_Provided entries:_
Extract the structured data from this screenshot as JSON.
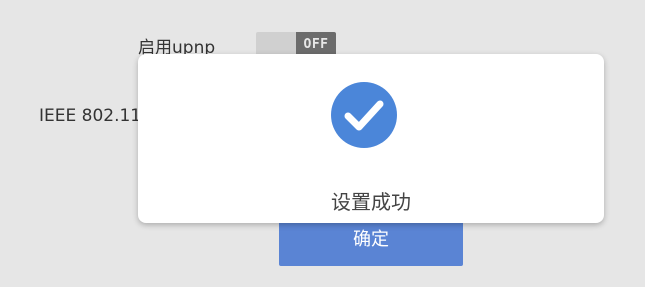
{
  "settings": {
    "upnp_label": "启用upnp",
    "upnp_toggle_state": "OFF",
    "ieee_label": "IEEE 802.11"
  },
  "actions": {
    "confirm_label": "确定"
  },
  "modal": {
    "icon": "check-circle-icon",
    "message": "设置成功"
  },
  "colors": {
    "background": "#e6e6e6",
    "accent": "#4b86d9",
    "button": "#5a84d4",
    "toggle_off": "#6c6c6c"
  }
}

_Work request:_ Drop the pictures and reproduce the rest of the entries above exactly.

_Output for this exercise:_
Extract the structured data from this screenshot as JSON.
{
  "settings": {
    "upnp_label": "启用upnp",
    "upnp_toggle_state": "OFF",
    "ieee_label": "IEEE 802.11"
  },
  "actions": {
    "confirm_label": "确定"
  },
  "modal": {
    "icon": "check-circle-icon",
    "message": "设置成功"
  },
  "colors": {
    "background": "#e6e6e6",
    "accent": "#4b86d9",
    "button": "#5a84d4",
    "toggle_off": "#6c6c6c"
  }
}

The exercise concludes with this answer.